Lens Reviews / Canon Lenses i Lab tested

Canon has been through a number of generations of image stabilization systems now, and the maturity of their technology shows in the 70-200mm f/2.8 IS II's performance. At 70mm with an already fairly steady shooter, we found that it delivered a bit over three stops of shake reduction. At the wider end of its range, IS performance degrades relatively gradually, in that the percentage of sharp shots decreases steadily over a range of 3-4 stops of shutter speed. This means you may still get a small percentage of "keepers" even at shutter speeds more than 3 stops beyond your normal "safe" hand-holding range. This contrasts with some lenses and camera bodies that seem to maintain a high percentage of good shots to a certain shutter speed range, and then run out of steam fairly quickly. As we'll see below, this lens more closely follows this second behavior at the 200mm end of its range.

Mouse over this chart to show results with IS activated.

At 200mm, the shake reduction was comfortably four stops, Canon's claimed level of performance. It's actually fairly rare to see lenses delivering the full amount of shake reduction claimed by their manufacturers, so the Canon 70-200mm f/2.8 IS II is a rare bird, indeed. Our main lens tester Rob is a very stable shooter, but the size and weight of this lens took a toll even on him, as witness that only 50% of his shots were acceptably sharp at 200mm and 1/160 second with the IS turned off. With the IS on, though, 70% of his shots were tack-sharp and an additional 10% acceptably sharp at 1/10 second. That deserves repeating: 80% of shots were sharp at 200mm, handheld at 1/10 second. That's just flat-out amazing. When it does finally run out of motion-compensation ability, though, it happens fairly rapidly: The percentage of keepers went from 80% at 1/10 second to just 20% at 1/5 second.

Mouse over this chart to show results with IS activated.

IS systems tend to provide more benefit to less-stable shooters than very steady ones, so most users will see the same or greater amounts of shake reduction as we measured here.
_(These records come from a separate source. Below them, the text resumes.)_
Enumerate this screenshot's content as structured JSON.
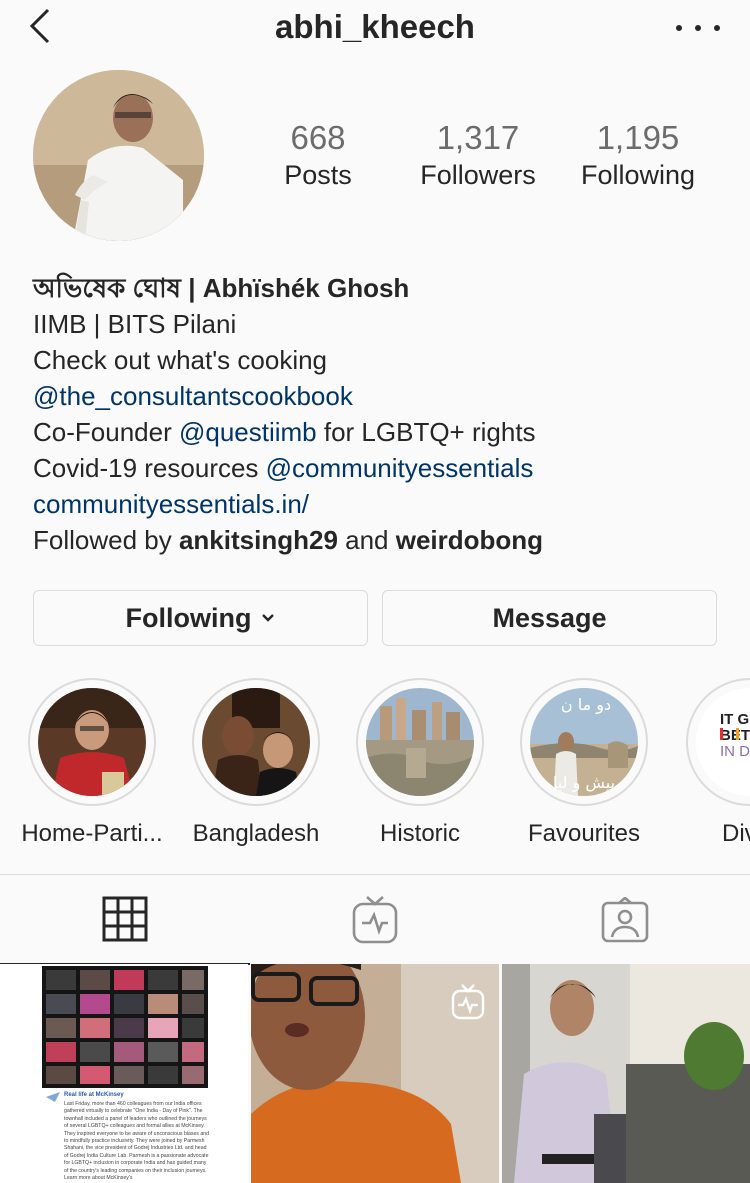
{
  "header": {
    "username": "abhi_kheech",
    "back_icon": "chevron-left-icon",
    "more_icon": "more-horizontal-icon"
  },
  "stats": {
    "posts": {
      "value": "668",
      "label": "Posts"
    },
    "followers": {
      "value": "1,317",
      "label": "Followers"
    },
    "following": {
      "value": "1,195",
      "label": "Following"
    }
  },
  "bio": {
    "name": "অভিষেক ঘোষ | Abhïshék Ghosh",
    "line1": "IIMB | BITS Pilani",
    "line2": "Check out what's cooking",
    "line3_link": "@the_consultantscookbook",
    "line4_prefix": "Co-Founder ",
    "line4_link": "@questiimb",
    "line4_suffix": " for LGBTQ+ rights",
    "line5_prefix": "Covid-19 resources ",
    "line5_link": "@communityessentials",
    "website": "communityessentials.in/",
    "followed_prefix": "Followed by ",
    "followed_user1": "ankitsingh29",
    "followed_and": " and ",
    "followed_user2": "weirdobong"
  },
  "actions": {
    "following_label": "Following",
    "message_label": "Message"
  },
  "highlights": [
    {
      "label": "Home-Parti..."
    },
    {
      "label": "Bangladesh"
    },
    {
      "label": "Historic"
    },
    {
      "label": "Favourites"
    },
    {
      "label": "Diver"
    }
  ],
  "highlight_thumb_text": {
    "favourites_top": "دو ما ن",
    "favourites_bottom": "بیش و لیا",
    "diversity_lines": [
      "IT G",
      "BETT",
      "IN D"
    ]
  },
  "tabs": [
    {
      "icon": "grid-icon",
      "active": true
    },
    {
      "icon": "igtv-icon",
      "active": false
    },
    {
      "icon": "tagged-icon",
      "active": false
    }
  ],
  "posts": [
    {
      "type": "image",
      "caption_title": "Real life at McKinsey",
      "caption_body": "Last Friday, more than 460 colleagues from our India offices gathered virtually to celebrate \"One India - Day of Pink\". The townhall included a panel of leaders who outlined the journeys of several LGBTQ+ colleagues and formal allies at McKinsey. They inspired everyone to be aware of unconscious biases and to mindfully practice inclusivity. They were joined by Parmesh Shahani, the vice president of Godrej Industries Ltd. and head of Godrej India Culture Lab. Parmesh is a passionate advocate for LGBTQ+ inclusion in corporate India and has guided many of the country's leading companies on their inclusion journeys. Learn more about McKinsey's"
    },
    {
      "type": "igtv"
    },
    {
      "type": "image"
    }
  ]
}
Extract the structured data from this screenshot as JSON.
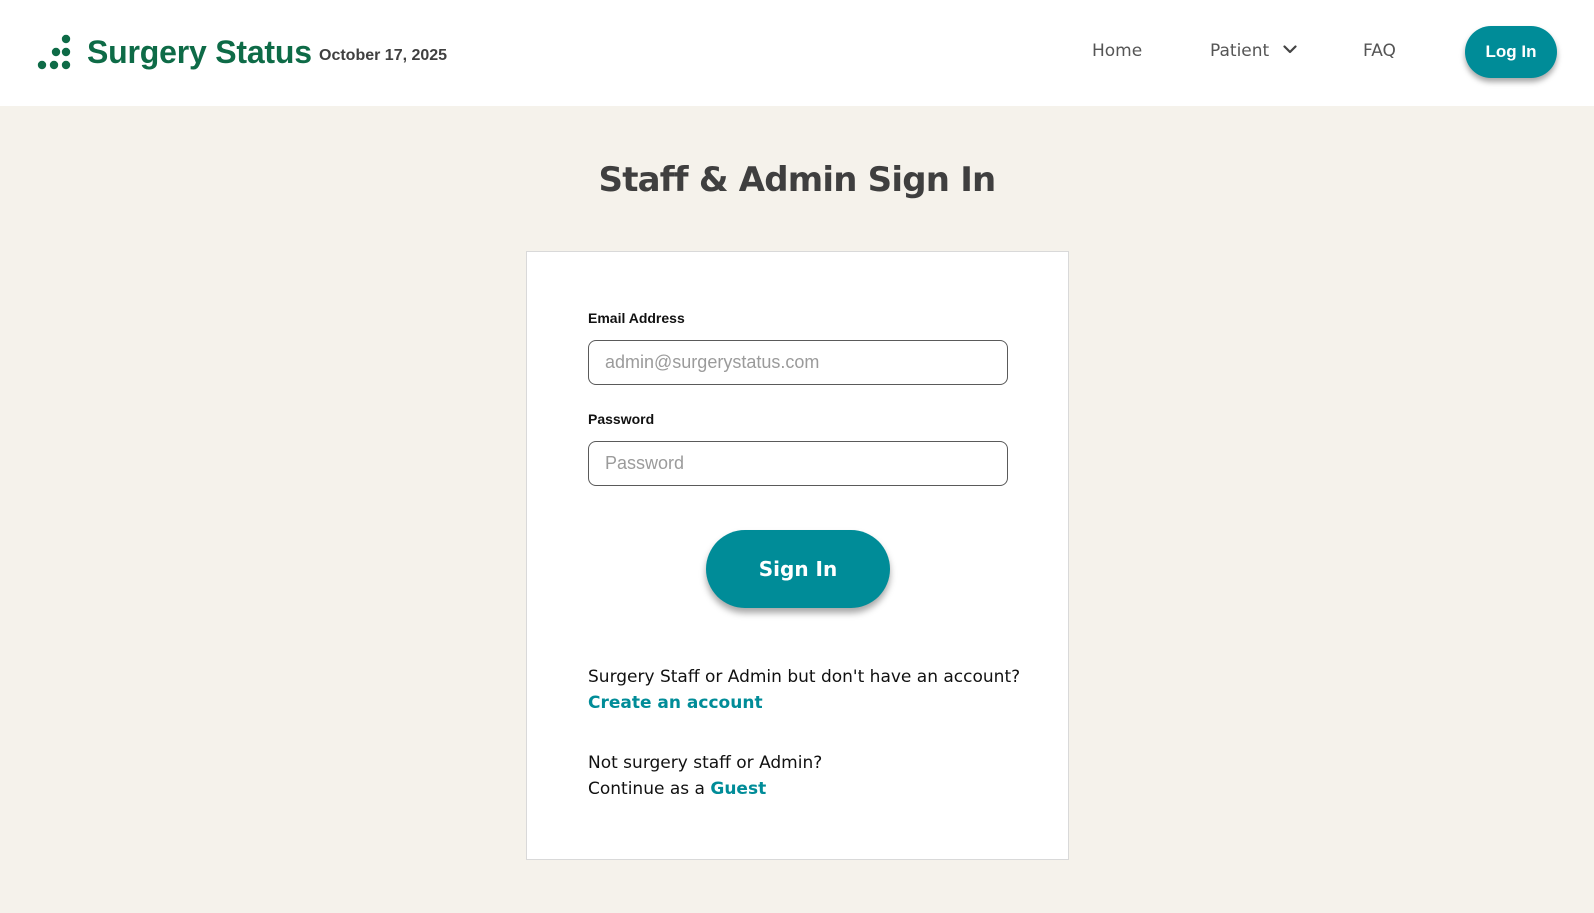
{
  "header": {
    "brand_name": "Surgery Status",
    "date": "October 17, 2025",
    "nav": {
      "home": "Home",
      "patient": "Patient",
      "faq": "FAQ"
    },
    "login_label": "Log In"
  },
  "main": {
    "title": "Staff & Admin Sign In",
    "form": {
      "email_label": "Email Address",
      "email_placeholder": "admin@surgerystatus.com",
      "password_label": "Password",
      "password_placeholder": "Password",
      "submit_label": "Sign In"
    },
    "create_account": {
      "prompt": "Surgery Staff or Admin but don't have an account?",
      "link_label": "Create an account"
    },
    "guest": {
      "prompt": "Not surgery staff or Admin?",
      "prefix": "Continue as a",
      "link_label": "Guest"
    }
  },
  "colors": {
    "brand_green": "#0e6b47",
    "accent_teal": "#008c98",
    "page_background": "#f5f2eb"
  },
  "icons": {
    "logo": "dot-cluster-icon",
    "patient_dropdown": "chevron-down-icon"
  }
}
You can read more about our IS test methodology here: SLRgear IS Test Methodology, v2.